ATLANTA — Asante Bradford gave his bosses nearly three months notice that he would not be at his desk on Jan. 20.
A day after Barack Obama's historic presidential win, Bradford knew he wanted to be able to whoop it up when Obama was sworn in as the nation's first black chief executive — and that he couldn't do that at work.
"I decided if I couldn't be (in Washington), I'm just going to take the day off, just so I can scream and holler," said Bradford, 40, who works for the state of Georgia as a liaison to the entertainment industry. He plans to watch the festivities at home with friends.
People across the country may notice the absence of their black colleagues and classmates on Inauguration Day, as many who won't be traveling to Washington gather at homes, restaurants and churches, huddle around TVs and watch the historic swearing in from afar. And while the ceremony itself will only last a few hours, the entire day offers a chance to reflect and rejoice in the moment.
"Being at work is not an option," said Brenda Wilson, a 51-year-old manager at the American Cancer Society in Atlanta who dropped her dreams of heading to Washington but will not be in the office. "I wouldn't be able to get any work done, wondering what was going on."
Many black Americans deem the inauguration, coming a day after the federal observance of the Rev. Martin Luther King Jr.'s birthday, as something of a holiday requiring cultural solidarity, much like the Million Man March or the first King holiday in 1986. Then as now, many black people felt compelled to miss work, said Mark Anthony Neal, a professor of black popular culture at Duke University.

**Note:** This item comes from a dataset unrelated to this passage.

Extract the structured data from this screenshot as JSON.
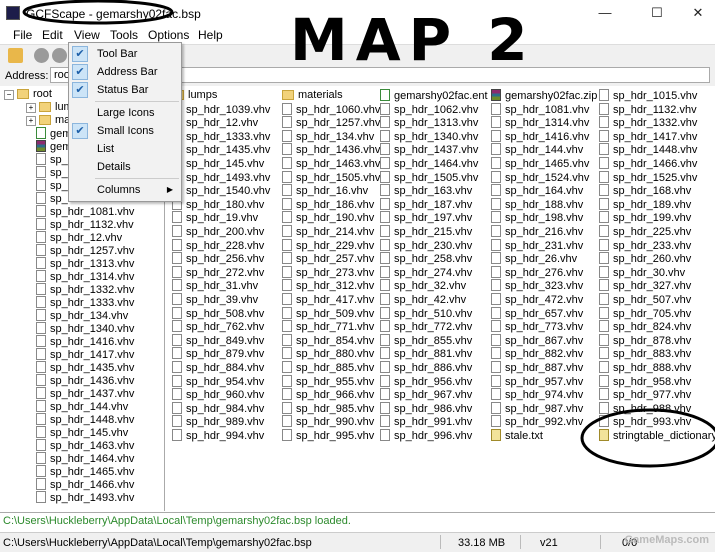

It recalls the 1965 theatrical classic "Day of Absence," a one-act satire by black playwright Douglas Turner Ward that ponders events in a fictitious Southern town when all of the black people disappear.
"There's a symbolism to this moment that would allow that they stay home and celebrate in their own ways," said Neal, who plans to watch the ceremony with his daughters at their school.
Some businesses, particularly those with a large number of black employees, will accommodate workers, realizing the significance of the day.
Offices at The 100 Black Men of Atlanta will be closed to give the staff "an opportunity to participate in the experience" of the inauguration, said its chief executive officer John Grant. The group is a local chapter of The 100 Black Men of America, an organization of professional men who serve as mentors and role models for at-risk youth.
Many from there will spend at least part of their day at a boys' charter school in Atlanta, watching the ceremony with about 175 sixth- and seventh-graders, including quite a few who will interrupt their workdays to volunteer.
"We want to sit with these young men and have a conversation with them about the importance of what this means to the nation, to the world and the image for young African-American men to see (Obama) with his wife and family and what this can mean for them," Grant said.
Organizations like the National Association for the Advancement of Colored People, headquartered in Baltimore, will stay open, though employees will likely pause to watch the events.